## Problem to work on
Read through the listing below and copy each line in which the word "data" occurs.

*** Block opens ***

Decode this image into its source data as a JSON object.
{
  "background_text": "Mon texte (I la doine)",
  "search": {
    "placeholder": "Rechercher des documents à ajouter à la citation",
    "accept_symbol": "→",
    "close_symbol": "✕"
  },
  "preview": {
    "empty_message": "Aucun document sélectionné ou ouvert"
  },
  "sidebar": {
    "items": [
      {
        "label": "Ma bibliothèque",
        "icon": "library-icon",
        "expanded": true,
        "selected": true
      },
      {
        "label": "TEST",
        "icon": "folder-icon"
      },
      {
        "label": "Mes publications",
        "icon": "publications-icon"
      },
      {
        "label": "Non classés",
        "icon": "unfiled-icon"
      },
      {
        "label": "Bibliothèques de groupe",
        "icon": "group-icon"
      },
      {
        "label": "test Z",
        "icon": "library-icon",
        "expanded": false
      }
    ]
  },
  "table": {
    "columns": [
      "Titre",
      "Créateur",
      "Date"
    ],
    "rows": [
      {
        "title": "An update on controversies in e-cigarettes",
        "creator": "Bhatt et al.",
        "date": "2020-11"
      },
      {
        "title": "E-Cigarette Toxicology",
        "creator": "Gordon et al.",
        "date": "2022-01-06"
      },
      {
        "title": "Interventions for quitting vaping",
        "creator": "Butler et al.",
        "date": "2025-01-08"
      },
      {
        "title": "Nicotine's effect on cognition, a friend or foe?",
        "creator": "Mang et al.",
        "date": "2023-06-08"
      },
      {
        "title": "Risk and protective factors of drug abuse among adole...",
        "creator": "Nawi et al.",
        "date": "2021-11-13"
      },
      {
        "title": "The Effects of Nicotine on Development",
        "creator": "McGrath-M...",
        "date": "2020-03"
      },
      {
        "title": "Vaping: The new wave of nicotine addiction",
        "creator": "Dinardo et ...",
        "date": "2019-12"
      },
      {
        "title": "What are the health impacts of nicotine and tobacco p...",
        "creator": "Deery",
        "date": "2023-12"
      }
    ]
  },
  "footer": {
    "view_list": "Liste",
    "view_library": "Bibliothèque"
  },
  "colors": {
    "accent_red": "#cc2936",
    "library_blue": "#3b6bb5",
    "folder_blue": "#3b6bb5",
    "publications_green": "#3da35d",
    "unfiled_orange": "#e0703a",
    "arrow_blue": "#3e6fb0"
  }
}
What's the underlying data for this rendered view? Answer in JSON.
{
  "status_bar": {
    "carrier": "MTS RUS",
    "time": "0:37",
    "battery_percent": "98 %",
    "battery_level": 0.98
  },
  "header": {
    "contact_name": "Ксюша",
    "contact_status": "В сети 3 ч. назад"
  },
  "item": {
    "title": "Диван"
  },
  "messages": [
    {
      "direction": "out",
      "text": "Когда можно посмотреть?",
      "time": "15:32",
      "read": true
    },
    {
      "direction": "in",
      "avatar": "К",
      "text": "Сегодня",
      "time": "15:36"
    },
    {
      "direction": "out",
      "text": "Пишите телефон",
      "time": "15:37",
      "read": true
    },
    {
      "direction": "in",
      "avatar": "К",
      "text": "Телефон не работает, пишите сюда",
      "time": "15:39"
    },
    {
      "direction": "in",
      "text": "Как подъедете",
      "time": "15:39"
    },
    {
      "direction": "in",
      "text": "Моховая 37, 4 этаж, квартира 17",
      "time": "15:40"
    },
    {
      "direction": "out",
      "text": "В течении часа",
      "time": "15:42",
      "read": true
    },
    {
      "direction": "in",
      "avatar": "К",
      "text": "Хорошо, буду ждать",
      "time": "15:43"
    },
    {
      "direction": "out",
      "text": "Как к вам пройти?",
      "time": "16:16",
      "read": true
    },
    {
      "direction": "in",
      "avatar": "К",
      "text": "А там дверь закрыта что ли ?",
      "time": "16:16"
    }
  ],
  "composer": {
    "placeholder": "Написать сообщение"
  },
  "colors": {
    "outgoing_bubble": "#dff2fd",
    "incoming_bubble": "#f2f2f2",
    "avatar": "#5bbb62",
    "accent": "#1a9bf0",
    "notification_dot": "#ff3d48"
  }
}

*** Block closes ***

## Reply
Decode this image into its source data as a JSON object.
What's the underlying data for this rendered view? Answer in JSON.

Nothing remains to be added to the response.